I love peeling paint. I like it scraped up, worn away, and multilayered. This paint treatment (and, yes, I call it a "treatment") is the epitome of unorchestrated beauty. This house was probably once a solid robin's egg blue, the wood all slick and sealed to shine. But then it rained and snowed and, summer after summer, the sun beat down upon the house. The wood started to fray, splinter, and bend against itself, pulling in tighter to hide from the elements. At some point, a diligent owner may have climbed up on a ladder and, with all the best intentions, tried to scrape away at the old layers to make room for the new. What's left is either the mid-point of an exterior paint project or, in my eyes, one clear coat away from perfection.
I gaze upon this house and I'm thrust into a feverish August afternoon where the winds grab violently at the hem of my dress as I gather candles and run to hide in the cellar until the storm passes. I also think of just "settin'" out on the porch with an iced 'ade, shelling peas, listening to the scratch and hum of a record playing just on the other side of the wall. There's a romance, a depth, and a history here that newly painted houses simply cannot emulate.
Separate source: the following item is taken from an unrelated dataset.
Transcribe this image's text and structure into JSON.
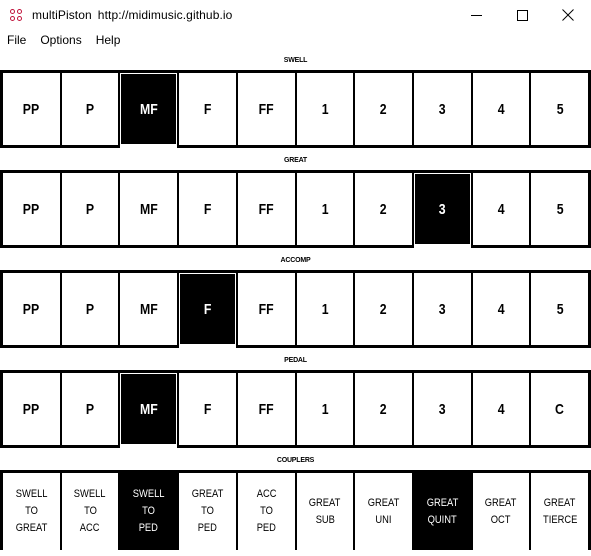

For these reasons, I, Cardboard, declare this a Design Boner.